Tuesday, May 28, 2019

Voltaire – for those who venture

Again, Voltaire: 
Our wretched species is so made that those who walk on the well-trodden path always throw stones at those who are showing a new road.
Are we, wretched?  Is wretched measured by our resistance to and defiance of new ideas, other ways? 

To begin on this thought, this concept, is to consider that some and maybe most seldom understand—or want to understand—before commencing with rock throwing.  They would rather just let the rocks fly rather than take the time to understand, so it seems. 

But there is more to the masses than individual ideas, thoughts and belief, and all that makes for our thinking, feeling and doing. Sometimes and maybe more times, the individual is persuaded by pressures, the media and the state. 

Take for example the campaign some years ago, recognized as “The Deadbeat Dad”:  the man who fails to pay child support, no matter the reason; the worthless pile of shit.  
For all such men out there (including me), does anyone ever wonder or go so far as to ask,
            Does he get to see his children?
Maybe not; because to do so, one would have to break from the established idea, the well-trodden path, and see the matter as a parent—rather than as one who accepts this one-side of the matter and as the whole of it or worse yet, presumes all men are Deadbeats. 

For those who brave to venture, the realities of life await; not what one hears or even sees in the media and the state—their agendas—but evidence to the contrary, your own as one with a mind and heart and more, the courage for truth.

Voltaire – show me the terms

Terms are rules, conditions and such. 

Disobey or violate the terms and the deal is off.   

To agree with and abide by terms, one must understand them. If one does not understand the terms—or even that “the terms” are terms—what good does it do?

It is reasonable that to violate the rules one must know the rules, acknowledging their understanding and abiding accordingly—but this reasonable condition is not always so. 
Sometimes one is accused, even convicted, of breaking rules when if truth they did not know about them if the first place. 

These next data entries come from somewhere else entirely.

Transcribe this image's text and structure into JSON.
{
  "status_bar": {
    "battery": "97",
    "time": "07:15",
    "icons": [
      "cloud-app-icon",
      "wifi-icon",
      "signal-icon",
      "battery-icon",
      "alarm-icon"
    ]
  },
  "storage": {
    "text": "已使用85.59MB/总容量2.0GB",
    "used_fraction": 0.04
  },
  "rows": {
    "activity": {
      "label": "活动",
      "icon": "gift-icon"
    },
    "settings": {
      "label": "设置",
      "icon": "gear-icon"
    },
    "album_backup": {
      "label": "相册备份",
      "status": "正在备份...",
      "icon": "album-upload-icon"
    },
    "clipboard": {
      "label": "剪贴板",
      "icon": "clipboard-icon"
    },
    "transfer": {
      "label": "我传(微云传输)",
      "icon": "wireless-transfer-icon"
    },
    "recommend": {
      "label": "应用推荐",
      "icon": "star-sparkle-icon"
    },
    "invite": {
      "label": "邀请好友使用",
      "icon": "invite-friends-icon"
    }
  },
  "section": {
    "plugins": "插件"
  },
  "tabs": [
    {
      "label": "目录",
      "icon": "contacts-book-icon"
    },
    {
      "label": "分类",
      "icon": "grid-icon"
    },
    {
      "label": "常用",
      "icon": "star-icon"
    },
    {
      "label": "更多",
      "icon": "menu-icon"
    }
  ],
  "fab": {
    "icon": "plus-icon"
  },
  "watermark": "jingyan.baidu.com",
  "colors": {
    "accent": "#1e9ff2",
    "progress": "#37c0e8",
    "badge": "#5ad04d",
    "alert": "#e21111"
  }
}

Can or should one be accountable for terms they do not know about because the terms are (or were) not made available? 

Could it be that terms (critical details) are knowingly and purposely withheld from that one as a measure to dis-empower the one or take advantage?  The answer is, “Of course.”   
It, this tactic, happens all the time; the one purposely misled or ill-formed…dis-empowered.  
On this word, terms, and subject, Voltaire said,
If you wish to converse with me, define your terms. 
Paradoxically, one must have some level of power to make and maintain such a stated demand; else, like “the one” described, they simply do not know to know....

Principles are important here; that one thinks enough of themselves and basic fairness to demand the terms, the rules of engagement and any other details of relevance.

But without power what use are principles?   Without a force to meet force how might one overcome forces?   Consider these words by Charles Spurgeon: 
When you see no present advantage, walk by faith and not by sight. Do the honor to trust Him when it comes to mattes of loss for the sake of principle. 
It seems that in one’s weakness is the opportunity to see God’s strength, that the one may find peace aside the humility of his powerlessness. 

For the powerless, to include those dis-empowered by injustice and cruelty, faith is there, the terms to trust and obey.